This might seem a rather scary proposition, but it also might be the club’s best option.
Imagine a world in which the Bears could keep all of their 2021 draft picks and still add either Watson or Wilson. That is looking more possible each day as other teams in the market for QBs look to make permanent moves in the draft. With that, they risk entering the 2021 season with Nick Foles as the starter, if Houston and Seattle remain stubborn.
That really isn’t the worst thing. Foles looked horrendous at times last year, but at least some of that was because they couldn’t protect him. Even Patrick Mahomes needs protection. The one game they had Sam Mustipher at center and Foles at quarterback, they scored 23 points, despite a right side consisting of Rashad Coward and Jason Spriggs. That won’t happen again in 2021 as the Bears figure to spend an early pick, assuming they have one, on a tackle.
Foles doesn’t have to be the only option.
Jacoby Brissett is capable, will likely be cheap and would surely be an upgrade over what Mitch Trubisky has been for much of his career. Or they could take a flier on a player like Tim Boyle, who has been impressing people in Green Bay for years. Boyle has won competitions against Brett Hundley, Deshone Kizer and Jordan Love the last three years and has actually been impressive, with a passer rating better than 100 in the preseason, though that context is needed. He could be another Matt Flynn or Craig Nall, but he could also be another Matt Hasselbeck.
Franks isn’t a player who expects his name to be called on Thursday or Friday but the tools are worth chancing in the later rounds, especially for a team with a deep and stable quarterbacks room. (The Bears do not currently possess this.) As Charlie Campbell at Walter Football points out, “Franks has a big arm, good size and can occasionally make a beautiful pass.” That should be enough to put him on an NFL roster in 2021.

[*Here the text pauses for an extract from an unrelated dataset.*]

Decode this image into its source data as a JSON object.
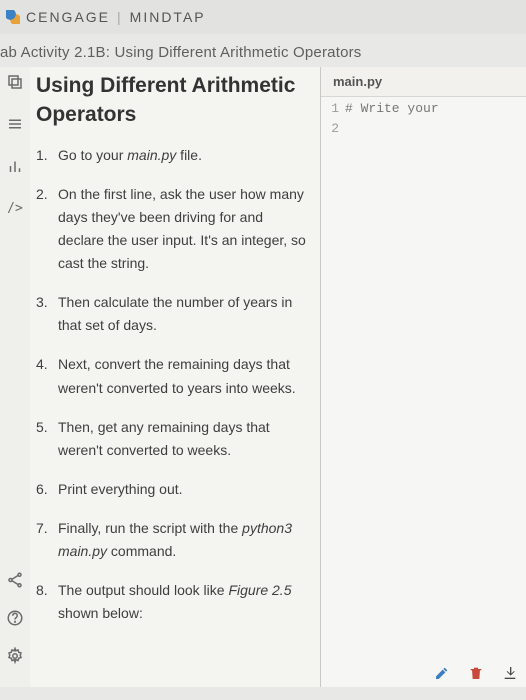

This is from a scouting report at SI, attributed to The NFL Draft Bible:
An athletic quarterback who moves around the pocket well, Newman can move the chains with his legs when the play breaks down. Newman is tough and can take hits. He has enough arm strength to toss it anywhere on the field, but he won’t overwhelm anyone with his arm. His best accuracy tends to come in the short-to-intermediate range of the field. However, Newman does demonstrate excellent patience in the pocket and he is rarely flustered. He must do a better job of reading the field and not stare down his main option, which often results in turnovers and missed opportunities. Experience is not on his side, as he only has one full season under his belt as a college starter. He is sure to be a project and his upside is as great as any quarterback in the draft, but there is some unknown to him. After transferring from Wake Forest to Georgia, Newman decided to opt out of the 2020 season, without ever taking a snap for the Bulldogs, leading some in the scouting community to question whether he struggled to pick up the playbook during his transition. With an impressive combination of arm strength, size and athleticism, Newman projects as a mid-round gamble who could pay huge dividends down the road.
We discussed absolutely everything.